Alan Penn wrote:
> This in itself adds another layer of complexity to the whole project
> of coding, and one which (I think) may only be amenable to formal
> code management, systems engineering, top down control, rather than
> the open market place of open source - everyone 'doing their thang' -
> perhaps I am wrong though...
Well, many open-source projects are run on the basis of having a stable
official distribution of the core, and and a modular structure.
Typically these do have formal code management, and a central
At the same time, they also develop within the open market place of open
source: for example, anyone can take the R-project core code, muck about
with it, and release it as their own version - in that sense, the core
remains open. Few people would use *that* version of the core unless it
was stable, reliable and proven, at which time it might merge into the
official stable core. The other way to get things into the core is to
make significant contributions in the open borderlands of the closed
official core, and build a reputation as being able to meet a need.
So, open source in an open market is not incompatible with a central
formal distribution that has tight source code quality control: AIUI,
Linux (OS), the R Project (stats), GTD-PHP (task management) and many
others, all work in this way. Typically, that structure emerges over
time, often concentrating around the nucleus of the prime mover(s) of
With the R Project, there are indeed innovations in methods that go in
in the add-on packages; in areas where there aren't necessarily
well-defined right answers.
An open-source, modular space syntax project is imaginable. Such things
often start from a brand new generation of users, who start a project to

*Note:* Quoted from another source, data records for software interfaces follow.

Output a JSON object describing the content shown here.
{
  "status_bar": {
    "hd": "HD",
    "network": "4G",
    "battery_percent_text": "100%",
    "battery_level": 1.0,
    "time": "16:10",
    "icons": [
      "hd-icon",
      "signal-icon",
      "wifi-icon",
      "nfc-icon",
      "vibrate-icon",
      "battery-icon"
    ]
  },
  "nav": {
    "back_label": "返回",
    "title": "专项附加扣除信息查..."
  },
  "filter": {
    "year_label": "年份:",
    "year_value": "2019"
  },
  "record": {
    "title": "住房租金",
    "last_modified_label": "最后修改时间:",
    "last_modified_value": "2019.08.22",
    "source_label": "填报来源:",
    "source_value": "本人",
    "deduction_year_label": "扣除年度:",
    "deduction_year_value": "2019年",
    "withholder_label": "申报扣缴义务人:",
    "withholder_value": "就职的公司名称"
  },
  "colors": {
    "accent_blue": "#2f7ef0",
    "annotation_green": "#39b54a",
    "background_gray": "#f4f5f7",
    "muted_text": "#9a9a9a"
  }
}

meet their own needs and who won't / can't afford to pay for any
existing tools that would do the job; and/or from within academia.